On My Bookshelf by Penny Smith...
Life At The Extremes: The Science Of Survival by Dr Frances Ashcroft is full of derring-do and really mad scientists trying to prove what they think they know. You know QI (Quite Interesting)? Well this should be VI because I find it Very Interesting. For example, when they tell you to put on your mask first in a plane it’s because the 15 seconds before the oxygen becomes too thin is the only time you are capable of doing anything. That’s worth knowing!
GMTV presenter Penny Smith is passionate about books and is now a novelist herself; her latest fiction, After The Break, is published by Harper Perennial.
Man can only tolerate a limited range of environmental conditions, whereas other lifeforms thrive in the most intense conditions - in extreme heat or many, many leagues under the sea in utter darkness or deep in the middle of rocks. Why is this so? How do people survive extremes of heat, cold, depth and height? For the geneticist, inheritance is all. But for the physiologist, extremism is all. This book explores the limits to human survival and the physiological adaptations which enable us to exist under extreme conditions.
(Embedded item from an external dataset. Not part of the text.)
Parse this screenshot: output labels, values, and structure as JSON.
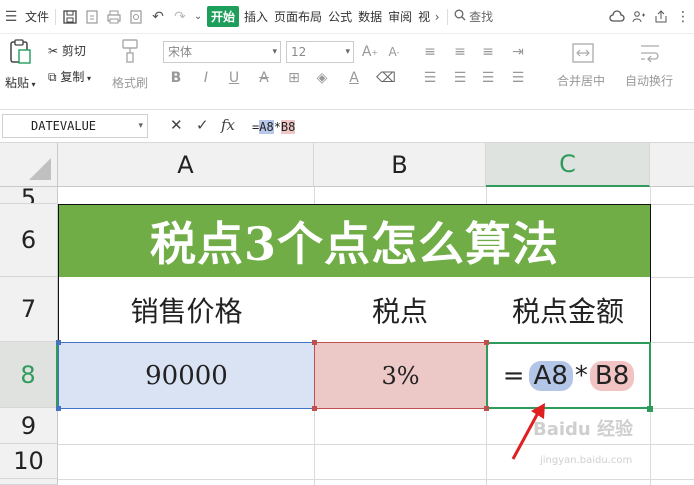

Publication date: 02/07/2001
Publisher: Flamingo an imprint of HarperCollins Publishers
|Publication date:||2nd July 2001|
|Publisher:||Flamingo an imprint of HarperCollins Publishers|
|Genres:||eBook Favourites, The Real World,|
|Categories:||Popular science, Geographical discovery & exploration,|
Frances Ashcroft is a professor of Physiology at Oxford and a Fellow of Trinity College and the Royal Society. She divides her time between research on insulin (the hormone that controls the blood sugar level), teaching and writing books. She has experienced several of the extremes discussed in Life At The Extremes, but has yet to try spaceflight. This is her first work for the general reader.More About Frances Ashcroft